Are able to use these emotions to improve, rather than interfere with high level performance
Know what they must pay attention to during each game or sport situation.
Have learned how to maintain focus and resist distractions, whether they come from the environment or from within themselves.
Are able to regain their focus when concentration is lost during competition.
Have learned how to play in the “here-and-now”, without regard to either past or anticipated future events.
Application of the Nine Mental Skills to Non-sport Performance Situations
The nine mental skills associated with athletic success are the same mental skills associated with performance in a wide variety of non-sport, performance situations. Let’s take a look at some of these.
Characteristics of A Performance Situation:
The situation is often scheduled or anticipated in advance.
The situation usually has a defined beginning and an end.
The circumstances are known in advance.
The rules and constraints are known in advance.

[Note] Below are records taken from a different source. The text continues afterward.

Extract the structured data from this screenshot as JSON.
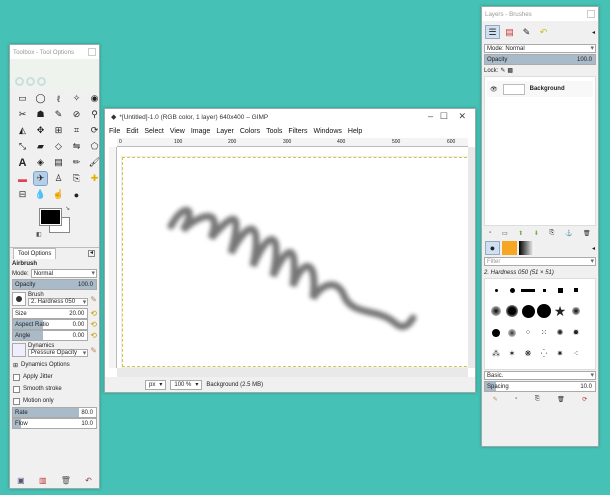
{
  "toolbox": {
    "title": "Toolbox - Tool Options",
    "tab_label": "Tool Options",
    "tool_name": "Airbrush",
    "mode_label": "Mode:",
    "mode_value": "Normal",
    "opacity_label": "Opacity",
    "opacity_value": "100.0",
    "brush_label": "Brush",
    "brush_value": "2. Hardness 050",
    "size_label": "Size",
    "size_value": "20.00",
    "aspect_label": "Aspect Ratio",
    "aspect_value": "0.00",
    "angle_label": "Angle",
    "angle_value": "0.00",
    "dynamics_label": "Dynamics",
    "dynamics_value": "Pressure Opacity",
    "dynamics_options": "Dynamics Options",
    "apply_jitter": "Apply Jitter",
    "smooth_stroke": "Smooth stroke",
    "motion_only": "Motion only",
    "rate_label": "Rate",
    "rate_value": "80.0",
    "flow_label": "Flow",
    "flow_value": "10.0"
  },
  "gimp": {
    "title": "*[Untitled]-1.0 (RGB color, 1 layer) 640x400 – GIMP",
    "menu": [
      "File",
      "Edit",
      "Select",
      "View",
      "Image",
      "Layer",
      "Colors",
      "Tools",
      "Filters",
      "Windows",
      "Help"
    ],
    "ruler_ticks": [
      "0",
      "100",
      "200",
      "300",
      "400",
      "500",
      "600"
    ],
    "unit": "px",
    "zoom": "100 %",
    "status": "Background (2.5 MB)"
  },
  "layers": {
    "title": "Layers - Brushes",
    "mode_label": "Mode: Normal",
    "opacity_label": "Opacity",
    "opacity_value": "100.0",
    "lock_label": "Lock:",
    "layer_name": "Background",
    "filter_placeholder": "Filter",
    "brush_name": "2. Hardness 050 (51 × 51)",
    "preset": "Basic.",
    "spacing_label": "Spacing",
    "spacing_value": "10.0"
  }
}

The results are evaluated by standards (or natural consequences) that are usually known in advance.
The results are uncertain and may involve psychological risk and/or danger.
The results are important to the performer.
The performer’s behavior is goal-oriented.
The results are influenced by the performer’s skillful behavior
Copyright © 1998 Ohio Center for Sport Psychology
Ask yourself, am I training my mind and emotional state just as I am my physical body? Practice adopting these skills into your training routine. Spend time prior to training and use the techniques during training to improve performance and focus.